It’s now about 16 and a half inches tall. Crazy that such a small amount makes much of a difference, but it does.
After I addressed the function, I focused on form. I saw this desk while flipping through a Pottery Barn catalog. It’s part of their Dawson collection. The lines of the piece look a bit like my humble table, and I really like the weathered black finish. I wanted to pump up the contrast between the table and the couch. I had an almost-full can of black Rust-Oleum spray paint in semi-gloss in the garage. Normally, I wouldn’t want the shiny finish for a weathered look, but since I was going to give it a weathered look, I didn’t think it would matter much.

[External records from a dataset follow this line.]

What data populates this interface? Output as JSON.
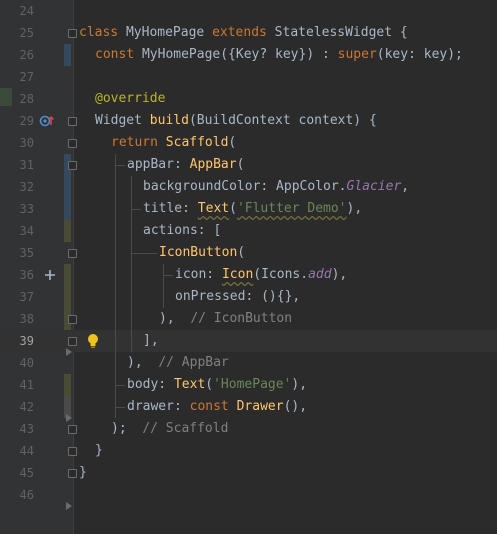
{
  "editor": {
    "current_line": "39",
    "lines": [
      {
        "num": "24"
      },
      {
        "num": "25"
      },
      {
        "num": "26"
      },
      {
        "num": "27"
      },
      {
        "num": "28"
      },
      {
        "num": "29"
      },
      {
        "num": "30"
      },
      {
        "num": "31"
      },
      {
        "num": "32"
      },
      {
        "num": "33"
      },
      {
        "num": "34"
      },
      {
        "num": "35"
      },
      {
        "num": "36"
      },
      {
        "num": "37"
      },
      {
        "num": "38"
      },
      {
        "num": "39"
      },
      {
        "num": "40"
      },
      {
        "num": "41"
      },
      {
        "num": "42"
      },
      {
        "num": "43"
      },
      {
        "num": "44"
      },
      {
        "num": "45"
      },
      {
        "num": "46"
      }
    ],
    "tokens": {
      "l25": {
        "kw1": "class",
        "name": " MyHomePage ",
        "kw2": "extends",
        "rest": " StatelessWidget {"
      },
      "l26": {
        "kw": "const",
        "rest": " MyHomePage({Key? key}) : ",
        "sup": "super",
        "rest2": "(key: key);"
      },
      "l28": {
        "anno": "@override"
      },
      "l29": {
        "a": "Widget ",
        "fn": "build",
        "b": "(BuildContext context) {"
      },
      "l30": {
        "kw": "return",
        "fn": " Scaffold",
        "b": "("
      },
      "l31": {
        "a": "appBar: ",
        "fn": "AppBar",
        "b": "("
      },
      "l32": {
        "a": "backgroundColor: AppColor.",
        "fld": "Glacier",
        "b": ","
      },
      "l33": {
        "a": "title: ",
        "fn": "Text",
        "b": "(",
        "str": "'Flutter Demo'",
        "c": "),"
      },
      "l34": {
        "a": "actions: ["
      },
      "l35": {
        "fn": "IconButton",
        "b": "("
      },
      "l36": {
        "a": "icon: ",
        "fn": "Icon",
        "b": "(Icons.",
        "fld": "add",
        "c": "),"
      },
      "l37": {
        "a": "onPressed: (){},"
      },
      "l38": {
        "a": "),  ",
        "cmt": "// IconButton"
      },
      "l39": {
        "a": "],"
      },
      "l40": {
        "a": "),  ",
        "cmt": "// AppBar"
      },
      "l41": {
        "a": "body: ",
        "fn": "Text",
        "b": "(",
        "str": "'HomePage'",
        "c": "),"
      },
      "l42": {
        "a": "drawer: ",
        "kw": "const",
        "fn": " Drawer",
        "b": "(),"
      },
      "l43": {
        "a": ");  ",
        "cmt": "// Scaffold"
      },
      "l44": {
        "a": "}"
      },
      "l45": {
        "a": "}"
      }
    }
  },
  "gutter_icons": {
    "override": "override-marker-icon",
    "add": "add-icon-preview",
    "bulb": "intention-bulb-icon"
  },
  "colors": {
    "background": "#2b2b2b",
    "keyword": "#cc7832",
    "function": "#ffc66d",
    "string": "#6a8759",
    "annotation": "#bbb529",
    "comment": "#808080",
    "field": "#9876aa"
  }
}
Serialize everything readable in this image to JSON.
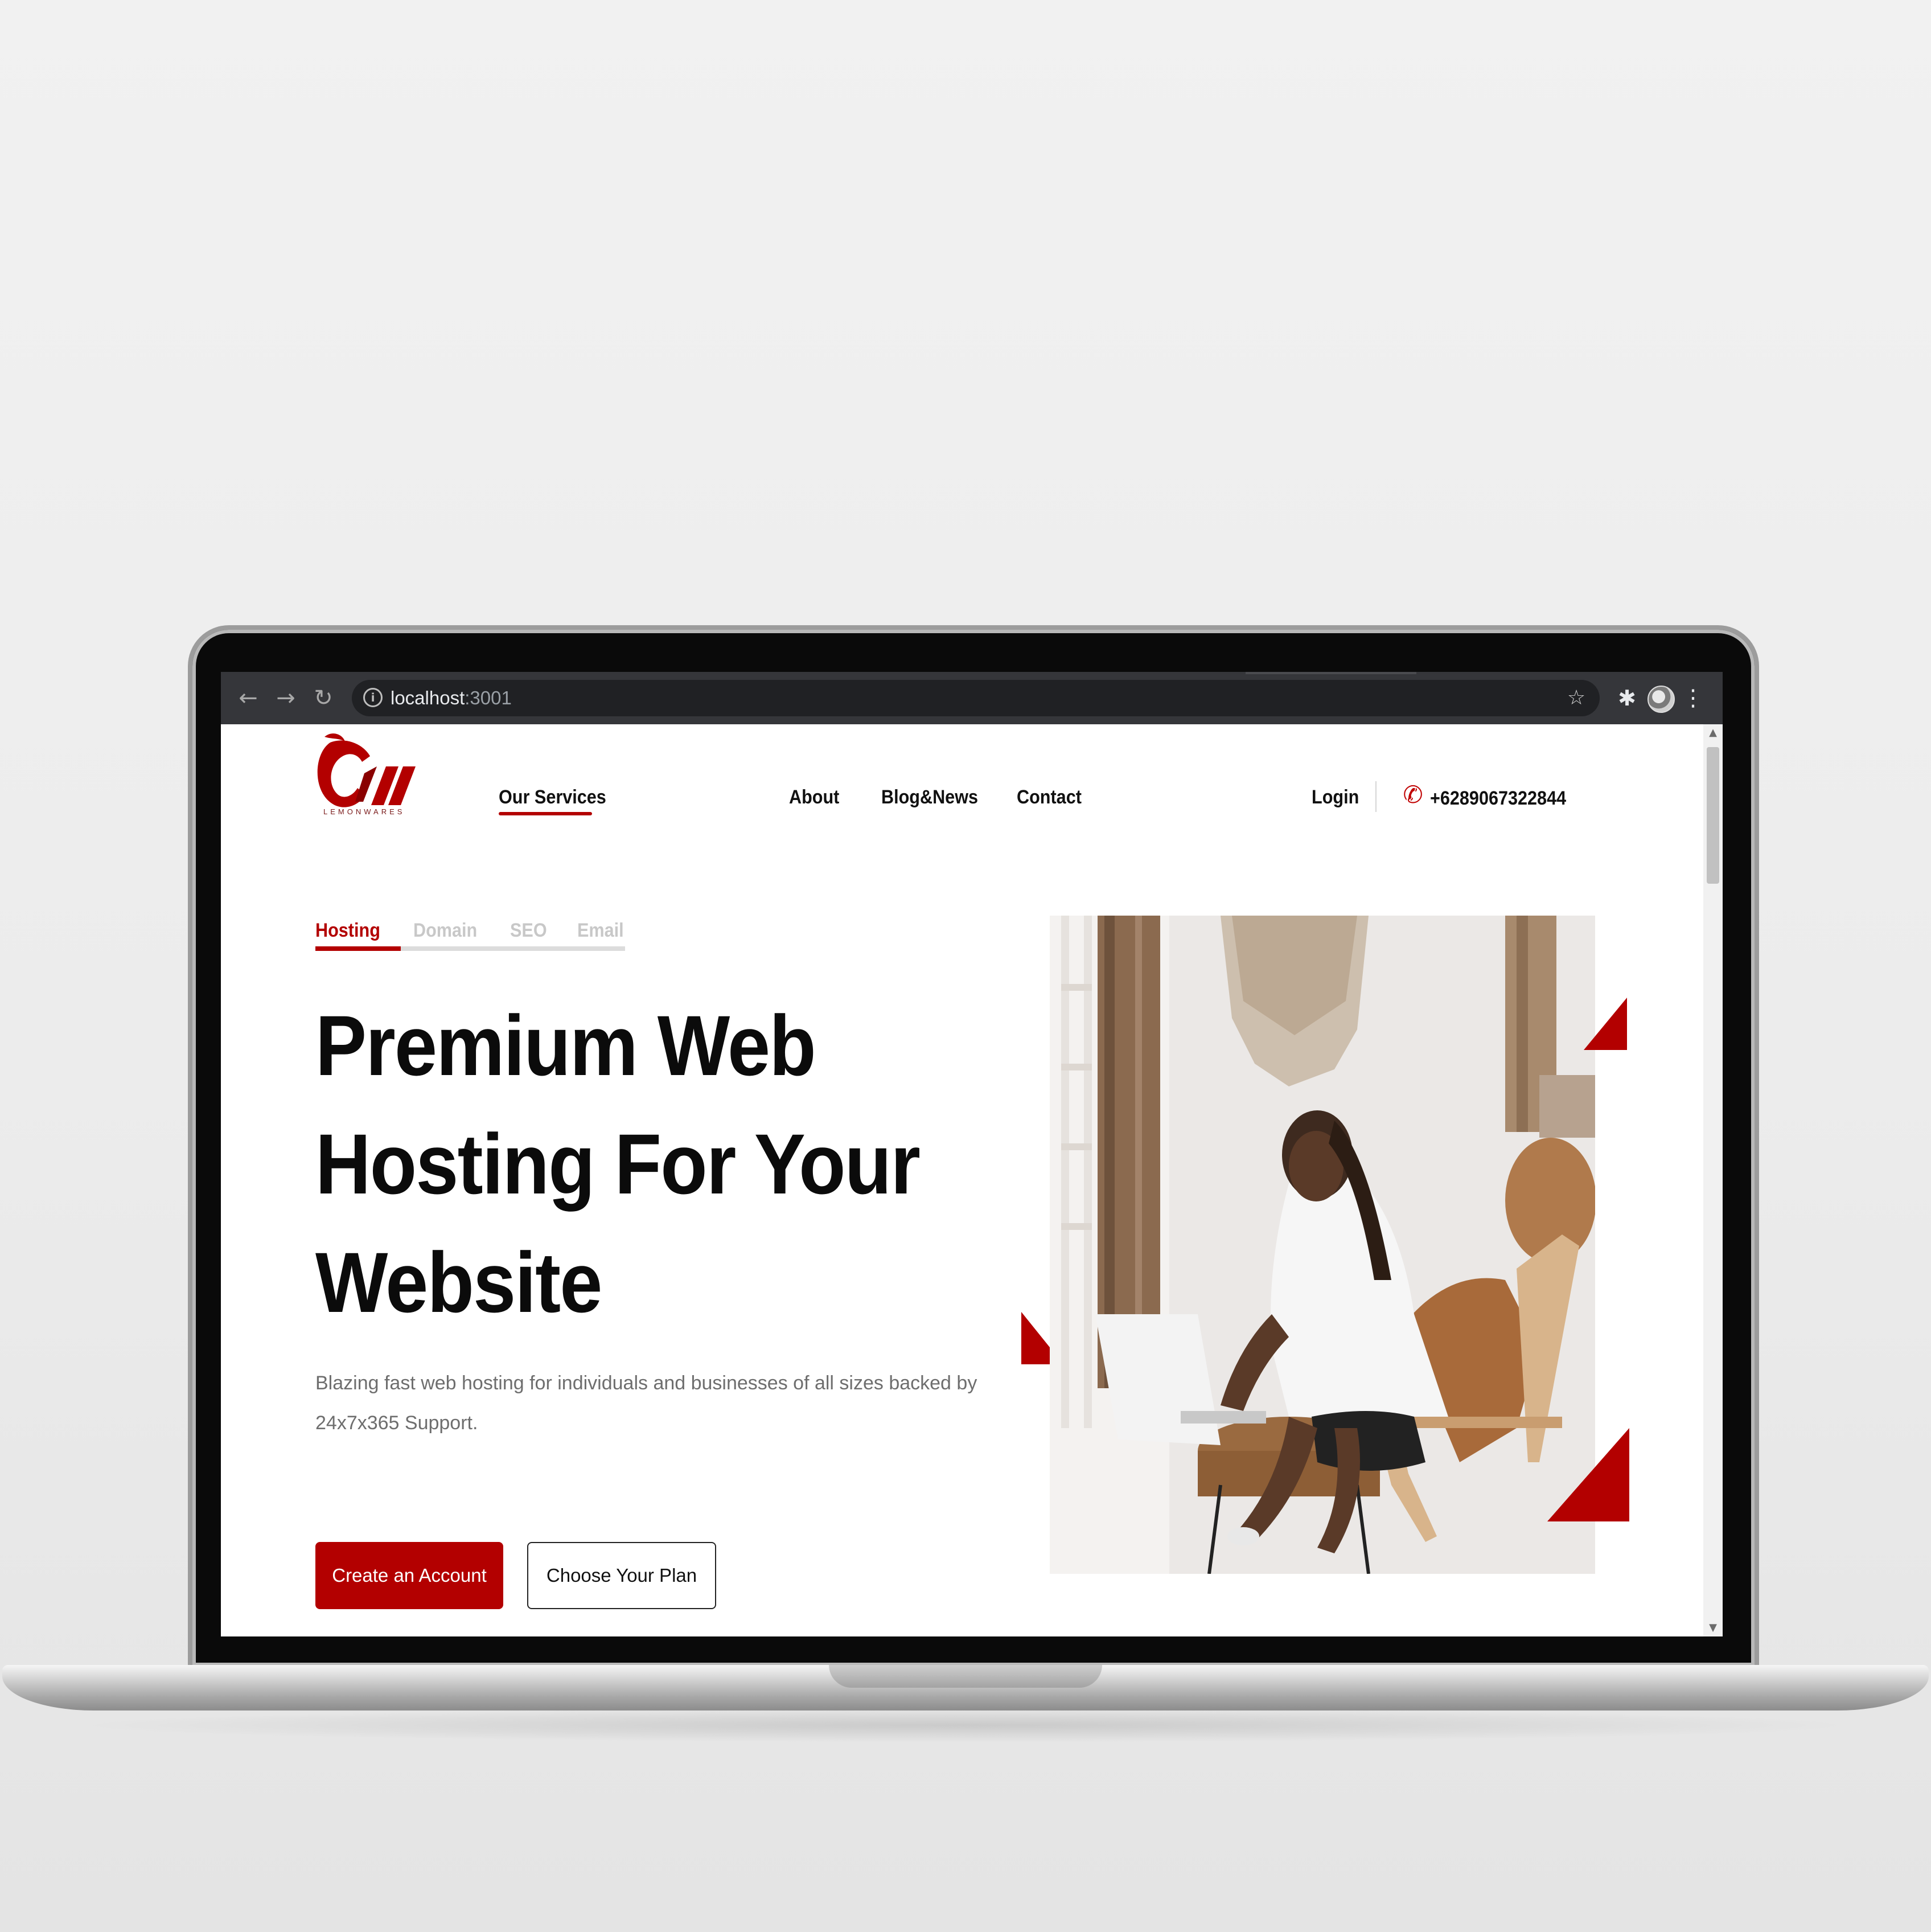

I sanded it before I painted it. I also hit it a few times with a hammer. Most of the distressing was done by my children naturally over time, but I added a few more dents for good measure.
As soon as I painted it, I was seriously questioning my decision. It looked like an extremely beat up LACK table from IKEA — not a good look for a table that projects a rustic vibe. Remember this post from last week on the creative process? This was stage 3.
Here it is in the garage with one thin coat of black spray paint. I’d already begun to rough up the top and edges in this photo because I was in a hurry to see if its look would be improved with sanding. Thankfully, it was. I ended up just going with the one coat of paint, since I wanted the oak grain to show through.
It took much longer to sand it than to paint it. I used a really fine sanding paper, and just kept going over it and wiping it down. After I got it to a good place, I wiped it down with antiquing glaze. I did this more for a protective coat than for an extra antiqued look. It also helped even out the sheen from the roughed-up semi-gloss paint.
Those brown blocks in the picture below are what I cut off the legs. The new height feels and looks better.
Here is one more after picture.
In one afternoon, I was able to tweak this piece to make it work better for us, improve its look, and keep the winter blues away. Win-win-win.